But Fukuyama clarifies that the problem of Trump’s decision is not in the substance of this policy, but in the manner of doing it. Fukuyama stated that Trump made the decision about the withdrawal on his own while clearly ignoring the official procedure of such kind of decision-making, which includes discussions with the State and Defense Departments. If done in a better way, this decision, that had to be taken sooner or later, would have got a completely different feedback and reaction both in the US and in the world. Fukuyama thinks that the fault of Trump was that the manner of withdrawing the troops from Syria maximised the negative consequences of the decision.

 

Trump, his friends and foes

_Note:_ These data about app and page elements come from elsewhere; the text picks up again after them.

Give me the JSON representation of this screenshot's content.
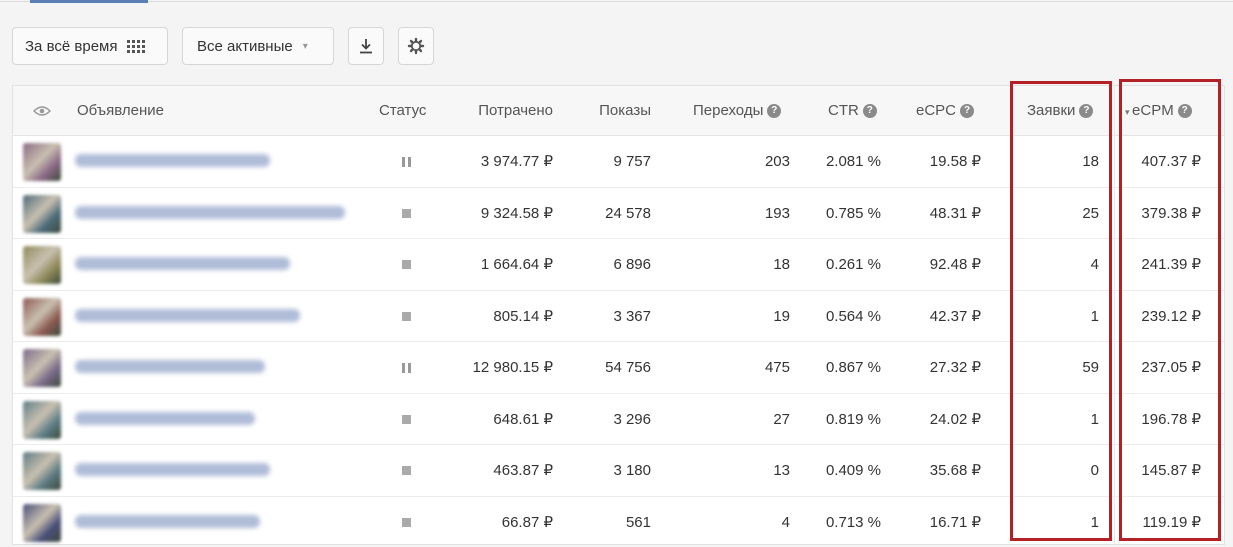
{
  "toolbar": {
    "period_label": "За всё время",
    "filter_label": "Все активные",
    "icons": [
      "calendar-grid-icon",
      "chevron-down-icon",
      "download-icon",
      "gear-icon"
    ]
  },
  "table": {
    "headers": {
      "ad": "Объявление",
      "status": "Статус",
      "spent": "Потрачено",
      "impressions": "Показы",
      "clicks": "Переходы",
      "ctr": "CTR",
      "ecpc": "eCPC",
      "leads": "Заявки",
      "ecpm": "eCPM"
    },
    "rows": [
      {
        "status": "paused",
        "spent": "3 974.77 ₽",
        "impressions": "9 757",
        "clicks": "203",
        "ctr": "2.081 %",
        "ecpc": "19.58 ₽",
        "leads": "18",
        "ecpm": "407.37 ₽"
      },
      {
        "status": "stopped",
        "spent": "9 324.58 ₽",
        "impressions": "24 578",
        "clicks": "193",
        "ctr": "0.785 %",
        "ecpc": "48.31 ₽",
        "leads": "25",
        "ecpm": "379.38 ₽"
      },
      {
        "status": "stopped",
        "spent": "1 664.64 ₽",
        "impressions": "6 896",
        "clicks": "18",
        "ctr": "0.261 %",
        "ecpc": "92.48 ₽",
        "leads": "4",
        "ecpm": "241.39 ₽"
      },
      {
        "status": "stopped",
        "spent": "805.14 ₽",
        "impressions": "3 367",
        "clicks": "19",
        "ctr": "0.564 %",
        "ecpc": "42.37 ₽",
        "leads": "1",
        "ecpm": "239.12 ₽"
      },
      {
        "status": "paused",
        "spent": "12 980.15 ₽",
        "impressions": "54 756",
        "clicks": "475",
        "ctr": "0.867 %",
        "ecpc": "27.32 ₽",
        "leads": "59",
        "ecpm": "237.05 ₽"
      },
      {
        "status": "stopped",
        "spent": "648.61 ₽",
        "impressions": "3 296",
        "clicks": "27",
        "ctr": "0.819 %",
        "ecpc": "24.02 ₽",
        "leads": "1",
        "ecpm": "196.78 ₽"
      },
      {
        "status": "stopped",
        "spent": "463.87 ₽",
        "impressions": "3 180",
        "clicks": "13",
        "ctr": "0.409 %",
        "ecpc": "35.68 ₽",
        "leads": "0",
        "ecpm": "145.87 ₽"
      },
      {
        "status": "stopped",
        "spent": "66.87 ₽",
        "impressions": "561",
        "clicks": "4",
        "ctr": "0.713 %",
        "ecpc": "16.71 ₽",
        "leads": "1",
        "ecpm": "119.19 ₽"
      }
    ]
  },
  "colors": {
    "highlight": "#b32025",
    "accent": "#5a7fb5",
    "thumbs": [
      "#8b6a86",
      "#4d6b7a",
      "#8f8a5a",
      "#8d5a52",
      "#7a6a8a",
      "#5f7e86",
      "#5c7a82",
      "#4a4f7a"
    ]
  }
}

China: Fukuyama considers that in a long-run China is going to be the single biggest foreign policy challenger of the US. The reason he thinks this way is that he considers Chinese much more clever and patient in their action than the Russians. They are aware that if they push too hard in their foreign policymaking, they will face a huge backlash from the US and Europe. Putin, on the other hand, is a reckless risk-taker as Fukuyama described him. He does not share the cautiousness of the Soviet leadership, that very often threatened but did not actually act. He threw that cautiousness in the air by introducing Russian forces to Syria, Africa and Latin America. And that is where the Chinese strategy is more apt for the long-run competition.

 

Iran: Fukuyama thinks that the US withdrew from the Nuclear agreement that Obama had signed thinking that if they restored the sanctions, they could make Iran sign a better agreement. And despite the growing rhetorical threats from Trump’s side, his actions and backpedaling actually prove that he does not want to deploy forces in the Middle East. The US-Iran relations are provocative, as according to Fukuyama Iran is constantly taunting the US. It is highly possible that one day Iran might do something that will require an actual response and it will not be possible anymore for Trump not to act. Hence, the possibility of the real conflict escalation with Iran is very real.

 

Saudi Arabia: According to Fukuyama, US politics with the Saudi Arabia (“A tribal federation sitting on a lot of oil” as described by him) has never been based on human rights or any other set of moral values. He also thinks that if the Saudi journalist Jamal Khashoggi had been killed during an Administration of a Democrat President, the US response, most likely, would be similar: the public critics and shaming would be followed by more business deals. Fukuyama thinks that there is another big challenge that the US faces in the Middle East and that is not human rights. As the Saudi and Gulf States want to engage US in the Sunni-Shia conflict, it is important to understand that it is very dangerous to have a stance or to pick a side in this debate. The US should not itself be sucked by the Islamic religious and political conflict.

 

Georgia & Ukraine: Fukuyama thinks that the political problem in Georgia is the same as the one in Ukraine. The people who actually hold the power are not the same ones who exercise the power. There is a growing unaccountable force of hidden power who manipulates the political processes behind the scenes. It is also visible that there is a growing Russian influence in these countries which can only be handled through the upcoming elections. The upcoming elections in Georgia will be a test for the country’s commitment to the Euro-Atlantic alliance.

 

Francis Fukuyama

 

Fukuyama also claimed that even if the Democrats win next year, it is highly possible that everything will not come back to order that was established before Trump. He thinks that there is a long-lasting damage that Trump has caused to the US Foreign and Internal Politics. He has energized a very active and angry base of anti-internationalist Americans, which did not exist before. Hence, any president coming after him will be obliged to deal with this base.